• Work request: Each line of the data below that contains "title" must be copied.

[Dataset rows for apps and sites]
'''

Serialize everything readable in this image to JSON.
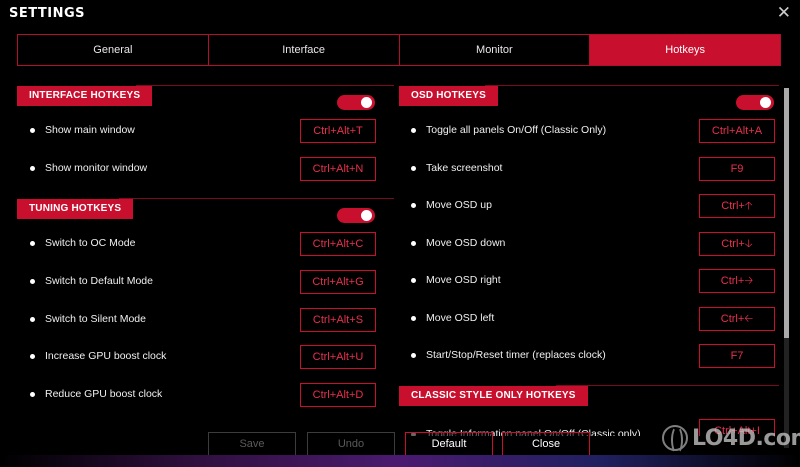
{
  "window": {
    "title": "SETTINGS",
    "close_glyph": "✕"
  },
  "tabs": [
    {
      "label": "General",
      "active": false
    },
    {
      "label": "Interface",
      "active": false
    },
    {
      "label": "Monitor",
      "active": false
    },
    {
      "label": "Hotkeys",
      "active": true
    }
  ],
  "interface_hotkeys": {
    "title": "INTERFACE HOTKEYS",
    "enabled": true,
    "rows": [
      {
        "label": "Show main window",
        "key": "Ctrl+Alt+T"
      },
      {
        "label": "Show monitor window",
        "key": "Ctrl+Alt+N"
      }
    ]
  },
  "tuning_hotkeys": {
    "title": "TUNING HOTKEYS",
    "enabled": true,
    "rows": [
      {
        "label": "Switch to OC Mode",
        "key": "Ctrl+Alt+C"
      },
      {
        "label": "Switch to Default Mode",
        "key": "Ctrl+Alt+G"
      },
      {
        "label": "Switch to Silent Mode",
        "key": "Ctrl+Alt+S"
      },
      {
        "label": "Increase GPU boost clock",
        "key": "Ctrl+Alt+U"
      },
      {
        "label": "Reduce GPU boost clock",
        "key": "Ctrl+Alt+D"
      }
    ]
  },
  "osd_hotkeys": {
    "title": "OSD HOTKEYS",
    "enabled": true,
    "rows": [
      {
        "label": "Toggle all panels On/Off (Classic Only)",
        "key": "Ctrl+Alt+A"
      },
      {
        "label": "Take screenshot",
        "key": "F9"
      },
      {
        "label": "Move OSD up",
        "key": "Ctrl+🡡"
      },
      {
        "label": "Move OSD down",
        "key": "Ctrl+🡣"
      },
      {
        "label": "Move OSD right",
        "key": "Ctrl+🡢"
      },
      {
        "label": "Move OSD left",
        "key": "Ctrl+🡠"
      },
      {
        "label": "Start/Stop/Reset timer (replaces clock)",
        "key": "F7"
      }
    ]
  },
  "classic_hotkeys": {
    "title": "CLASSIC STYLE ONLY HOTKEYS",
    "rows": [
      {
        "label": "Toggle Information panel On/Off (Classic only)",
        "key": "Ctrl+Alt+I"
      }
    ]
  },
  "buttons": {
    "save": "Save",
    "undo": "Undo",
    "default": "Default",
    "close": "Close"
  },
  "watermark": {
    "text": "LO4D.com"
  },
  "colors": {
    "accent": "#c8102e",
    "background": "#000000"
  }
}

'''

• Answer box:
    "title": "SETTINGS",
    "title": "INTERFACE HOTKEYS",
    "title": "TUNING HOTKEYS",
    "title": "OSD HOTKEYS",
    "title": "CLASSIC STYLE ONLY HOTKEYS",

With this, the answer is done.